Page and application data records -
..............................
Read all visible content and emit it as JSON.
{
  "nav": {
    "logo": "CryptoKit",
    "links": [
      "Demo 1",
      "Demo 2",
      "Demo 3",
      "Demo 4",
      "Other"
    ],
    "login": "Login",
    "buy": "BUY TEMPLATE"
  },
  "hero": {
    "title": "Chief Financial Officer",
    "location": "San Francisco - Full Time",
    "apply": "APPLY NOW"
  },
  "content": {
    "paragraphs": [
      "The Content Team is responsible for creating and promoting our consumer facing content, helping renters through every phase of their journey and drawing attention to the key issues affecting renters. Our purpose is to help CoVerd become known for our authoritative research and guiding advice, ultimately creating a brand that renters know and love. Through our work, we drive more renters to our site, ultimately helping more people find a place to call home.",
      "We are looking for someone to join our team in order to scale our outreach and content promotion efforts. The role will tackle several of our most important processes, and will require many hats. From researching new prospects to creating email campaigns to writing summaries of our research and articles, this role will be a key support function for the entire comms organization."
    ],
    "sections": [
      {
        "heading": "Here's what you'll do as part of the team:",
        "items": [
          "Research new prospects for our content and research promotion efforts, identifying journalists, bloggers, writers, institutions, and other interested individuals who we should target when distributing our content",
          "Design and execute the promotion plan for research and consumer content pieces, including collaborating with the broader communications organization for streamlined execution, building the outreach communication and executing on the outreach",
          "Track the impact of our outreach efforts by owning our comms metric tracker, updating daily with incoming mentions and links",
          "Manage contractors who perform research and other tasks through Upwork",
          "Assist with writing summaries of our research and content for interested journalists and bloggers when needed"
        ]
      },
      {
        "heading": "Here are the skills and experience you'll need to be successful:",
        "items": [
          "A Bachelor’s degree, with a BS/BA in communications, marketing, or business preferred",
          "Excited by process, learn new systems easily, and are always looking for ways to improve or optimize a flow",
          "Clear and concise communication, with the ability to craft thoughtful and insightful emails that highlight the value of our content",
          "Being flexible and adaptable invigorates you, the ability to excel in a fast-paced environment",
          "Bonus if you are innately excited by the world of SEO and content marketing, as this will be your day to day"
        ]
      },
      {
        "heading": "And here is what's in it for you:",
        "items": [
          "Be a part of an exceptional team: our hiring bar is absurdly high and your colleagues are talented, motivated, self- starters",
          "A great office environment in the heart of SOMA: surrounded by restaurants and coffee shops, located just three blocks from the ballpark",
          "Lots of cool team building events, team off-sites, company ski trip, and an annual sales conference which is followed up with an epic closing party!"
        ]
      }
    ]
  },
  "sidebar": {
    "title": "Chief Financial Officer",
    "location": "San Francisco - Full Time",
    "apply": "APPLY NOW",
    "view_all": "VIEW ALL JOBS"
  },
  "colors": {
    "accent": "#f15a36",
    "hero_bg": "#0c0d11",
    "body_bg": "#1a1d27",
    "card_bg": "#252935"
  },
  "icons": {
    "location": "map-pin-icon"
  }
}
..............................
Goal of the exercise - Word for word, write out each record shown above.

Result -
Read all visible content and emit it as JSON.
{
  "nav": {
    "logo": "CryptoKit",
    "links": [
      "Demo 1",
      "Demo 2",
      "Demo 3",
      "Demo 4",
      "Other"
    ],
    "login": "Login",
    "buy": "BUY TEMPLATE"
  },
  "hero": {
    "title": "Chief Financial Officer",
    "location": "San Francisco - Full Time",
    "apply": "APPLY NOW"
  },
  "content": {
    "paragraphs": [
      "The Content Team is responsible for creating and promoting our consumer facing content, helping renters through every phase of their journey and drawing attention to the key issues affecting renters. Our purpose is to help CoVerd become known for our authoritative research and guiding advice, ultimately creating a brand that renters know and love. Through our work, we drive more renters to our site, ultimately helping more people find a place to call home.",
      "We are looking for someone to join our team in order to scale our outreach and content promotion efforts. The role will tackle several of our most important processes, and will require many hats. From researching new prospects to creating email campaigns to writing summaries of our research and articles, this role will be a key support function for the entire comms organization."
    ],
    "sections": [
      {
        "heading": "Here's what you'll do as part of the team:",
        "items": [
          "Research new prospects for our content and research promotion efforts, identifying journalists, bloggers, writers, institutions, and other interested individuals who we should target when distributing our content",
          "Design and execute the promotion plan for research and consumer content pieces, including collaborating with the broader communications organization for streamlined execution, building the outreach communication and executing on the outreach",
          "Track the impact of our outreach efforts by owning our comms metric tracker, updating daily with incoming mentions and links",
          "Manage contractors who perform research and other tasks through Upwork",
          "Assist with writing summaries of our research and content for interested journalists and bloggers when needed"
        ]
      },
      {
        "heading": "Here are the skills and experience you'll need to be successful:",
        "items": [
          "A Bachelor’s degree, with a BS/BA in communications, marketing, or business preferred",
          "Excited by process, learn new systems easily, and are always looking for ways to improve or optimize a flow",
          "Clear and concise communication, with the ability to craft thoughtful and insightful emails that highlight the value of our content",
          "Being flexible and adaptable invigorates you, the ability to excel in a fast-paced environment",
          "Bonus if you are innately excited by the world of SEO and content marketing, as this will be your day to day"
        ]
      },
      {
        "heading": "And here is what's in it for you:",
        "items": [
          "Be a part of an exceptional team: our hiring bar is absurdly high and your colleagues are talented, motivated, self- starters",
          "A great office environment in the heart of SOMA: surrounded by restaurants and coffee shops, located just three blocks from the ballpark",
          "Lots of cool team building events, team off-sites, company ski trip, and an annual sales conference which is followed up with an epic closing party!"
        ]
      }
    ]
  },
  "sidebar": {
    "title": "Chief Financial Officer",
    "location": "San Francisco - Full Time",
    "apply": "APPLY NOW",
    "view_all": "VIEW ALL JOBS"
  },
  "colors": {
    "accent": "#f15a36",
    "hero_bg": "#0c0d11",
    "body_bg": "#1a1d27",
    "card_bg": "#252935"
  },
  "icons": {
    "location": "map-pin-icon"
  }
}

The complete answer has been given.